Medieval scholars dressed similarly to members of the clergy, hence the long gowns. (They were probably good for fighting cold temperatures, too!) The tradition continued, turning into standards for all academics. While most gowns are black, the differences in the level of scholarship achieved by the wearers can be determined by looking at the sleeves:
- Associate's and Bachelor's degrees = pointed sleeves
- Master's degree = oblong sleeves
- Doctoral degree = bell-shaped sleeves.
When it comes to gown trimmings, only doctoral gowns have the distinction of being trimmed in velvet down the front of the gown, in addition to three vertical velvet stripes across the sleeves.
While graduation hoods are traditionally worn by master's and doctoral degree candidates, some schools also dress their bachelor's degree candidates in hoods. There are differences in the hood length:
- Associate's and Bachelor's degrees = 3 feet long
- Master's degrees = 3.5 feet long
- Doctoral degrees = 4 feet long.
Hoods are lined in various colors. The school colors of the graduate's university comprise one stripe, while the other stripe represents the discipline in which the degree is being granted:
Agriculture -- Maize
Nursing -- Apricot
Although Northampton Community College does not require its graduates to wear hoods, if they did, the hood would have no velvet stripe, but would have our school's colors on the satin lining.

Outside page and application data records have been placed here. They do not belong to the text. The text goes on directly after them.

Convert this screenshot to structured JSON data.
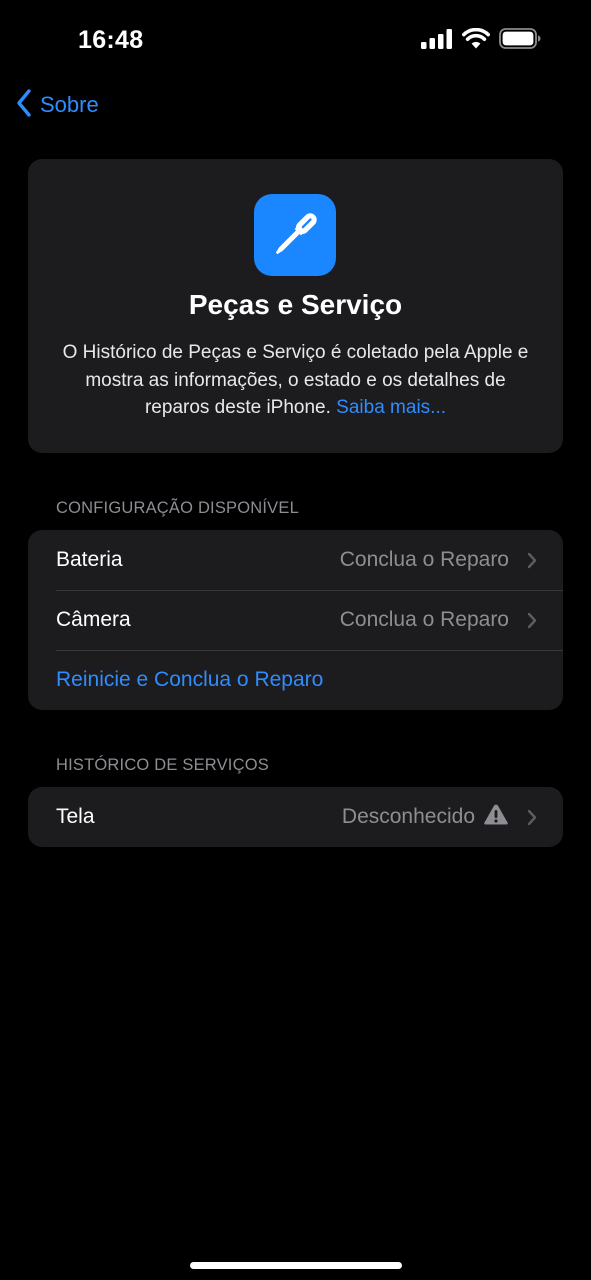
{
  "status_bar": {
    "time": "16:48"
  },
  "nav": {
    "back_label": "Sobre"
  },
  "hero": {
    "icon": "screwdriver-icon",
    "title": "Peças e Serviço",
    "description": "O Histórico de Peças e Serviço é coletado pela Apple e mostra as informações, o estado e os detalhes de reparos deste iPhone.",
    "link_label": "Saiba mais..."
  },
  "sections": {
    "config": {
      "header": "CONFIGURAÇÃO DISPONÍVEL",
      "rows": [
        {
          "label": "Bateria",
          "value": "Conclua o Reparo"
        },
        {
          "label": "Câmera",
          "value": "Conclua o Reparo"
        }
      ],
      "action_label": "Reinicie e Conclua o Reparo"
    },
    "history": {
      "header": "HISTÓRICO DE SERVIÇOS",
      "rows": [
        {
          "label": "Tela",
          "value": "Desconhecido",
          "icon": "warning-icon"
        }
      ]
    }
  },
  "colors": {
    "background": "#000000",
    "card": "#1c1c1e",
    "accent": "#2f8cff",
    "secondary_text": "#8d8d93",
    "separator": "#38383a"
  }
}
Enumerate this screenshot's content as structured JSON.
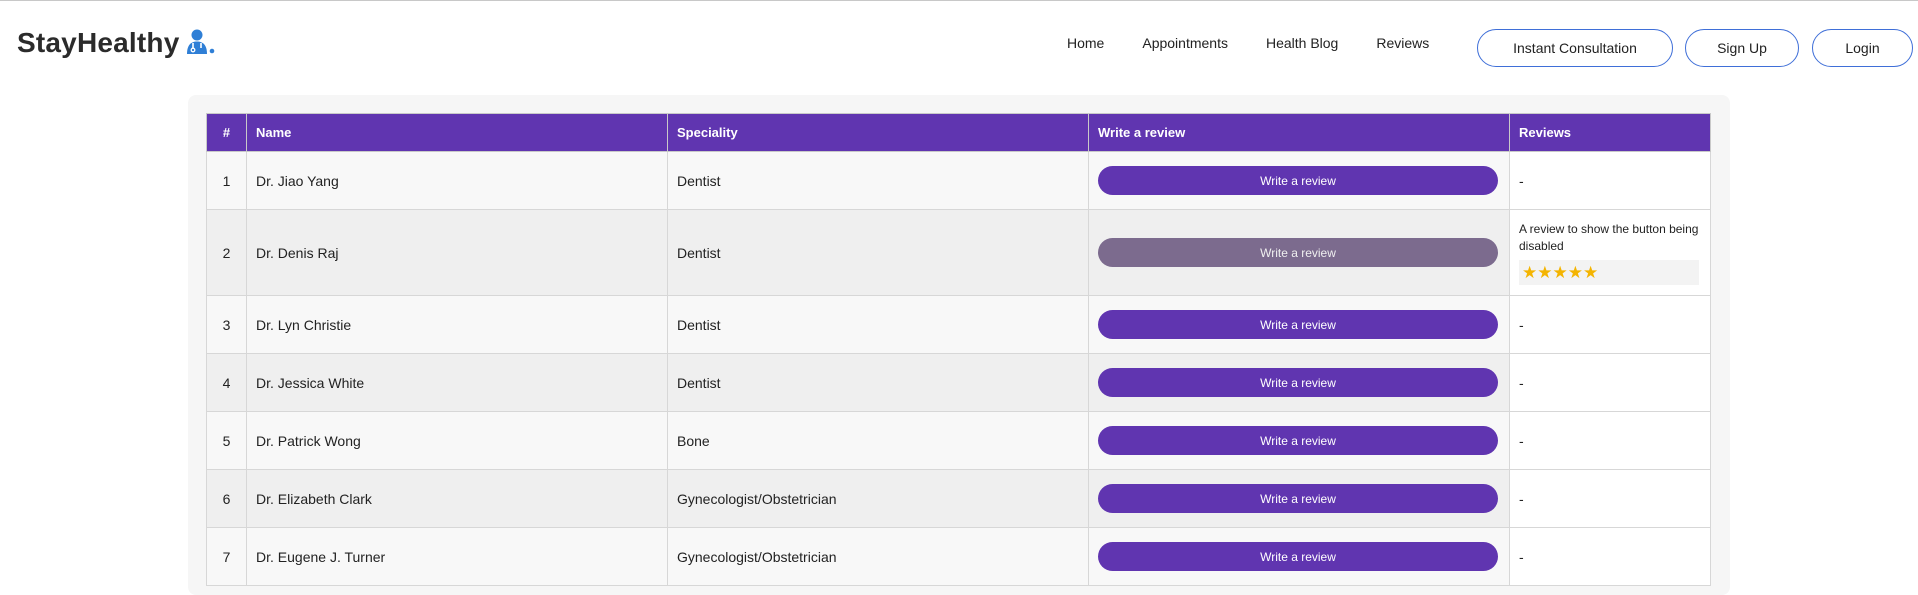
{
  "brand": {
    "name": "StayHealthy",
    "icon": "doctor-icon"
  },
  "nav": {
    "links": [
      "Home",
      "Appointments",
      "Health Blog",
      "Reviews"
    ],
    "instant_consultation": "Instant Consultation",
    "sign_up": "Sign Up",
    "login": "Login"
  },
  "colors": {
    "accent": "#6035b0",
    "button_border": "#3f6fd8",
    "disabled": "#7c6b8e",
    "star": "#f4b400"
  },
  "table": {
    "headers": [
      "#",
      "Name",
      "Speciality",
      "Write a review",
      "Reviews"
    ],
    "rows": [
      {
        "num": "1",
        "name": "Dr. Jiao Yang",
        "speciality": "Dentist",
        "button": "Write a review",
        "disabled": false,
        "review": "-"
      },
      {
        "num": "2",
        "name": "Dr. Denis Raj",
        "speciality": "Dentist",
        "button": "Write a review",
        "disabled": true,
        "review": "A review to show the button being disabled",
        "stars": 5
      },
      {
        "num": "3",
        "name": "Dr. Lyn Christie",
        "speciality": "Dentist",
        "button": "Write a review",
        "disabled": false,
        "review": "-"
      },
      {
        "num": "4",
        "name": "Dr. Jessica White",
        "speciality": "Dentist",
        "button": "Write a review",
        "disabled": false,
        "review": "-"
      },
      {
        "num": "5",
        "name": "Dr. Patrick Wong",
        "speciality": "Bone",
        "button": "Write a review",
        "disabled": false,
        "review": "-"
      },
      {
        "num": "6",
        "name": "Dr. Elizabeth Clark",
        "speciality": "Gynecologist/Obstetrician",
        "button": "Write a review",
        "disabled": false,
        "review": "-"
      },
      {
        "num": "7",
        "name": "Dr. Eugene J. Turner",
        "speciality": "Gynecologist/Obstetrician",
        "button": "Write a review",
        "disabled": false,
        "review": "-"
      }
    ]
  }
}
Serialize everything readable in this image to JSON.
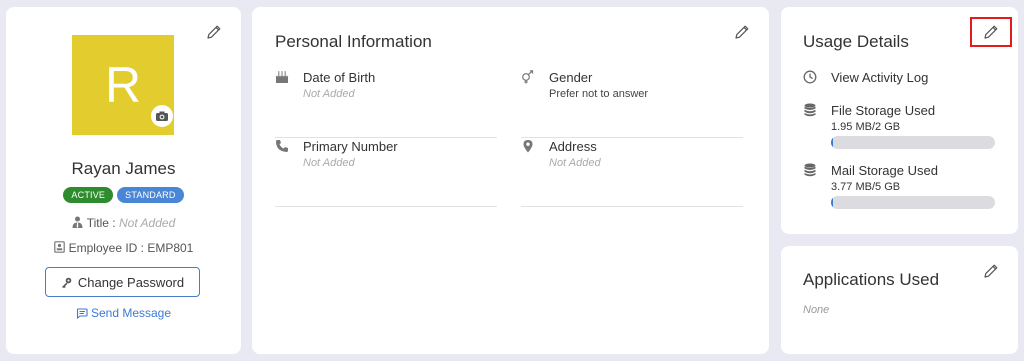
{
  "profile": {
    "avatar_letter": "R",
    "name": "Rayan James",
    "badges": [
      "ACTIVE",
      "STANDARD"
    ],
    "title_label": "Title : ",
    "title_value": "Not Added",
    "employee_id": "Employee ID : EMP801",
    "change_password": "Change Password",
    "send_message": "Send Message"
  },
  "personal": {
    "title": "Personal Information",
    "fields": [
      {
        "label": "Date of Birth",
        "value": "Not Added",
        "icon": "cake-icon"
      },
      {
        "label": "Gender",
        "value": "Prefer not to answer",
        "icon": "gender-icon"
      },
      {
        "label": "Primary Number",
        "value": "Not Added",
        "icon": "phone-icon"
      },
      {
        "label": "Address",
        "value": "Not Added",
        "icon": "location-pin-icon"
      }
    ]
  },
  "usage": {
    "title": "Usage Details",
    "activity_log": "View Activity Log",
    "file_storage": {
      "label": "File Storage Used",
      "value": "1.95 MB/2 GB",
      "fraction": 0.001
    },
    "mail_storage": {
      "label": "Mail Storage Used",
      "value": "3.77 MB/5 GB",
      "fraction": 0.001
    }
  },
  "apps": {
    "title": "Applications Used",
    "value": "None"
  },
  "colors": {
    "accent": "#3a7bd5",
    "avatar_bg": "#e3cc2e",
    "active_badge": "#2e8b2e",
    "standard_badge": "#4a86d6",
    "highlight": "#e21b1b"
  }
}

Enjoy your day and follow tradition by tossing your cap into the air when graduation is finished!
Sullivan, Eugene. "An Academic Costume Code and An Academic Ceremony Guide." American Council on Education. 2008. 18 December 2008. http://www.acenet.edu/AM/Template.cfm?Section=Search&template=/CM/HTMLDisplay.cfm&ContentID=32494>.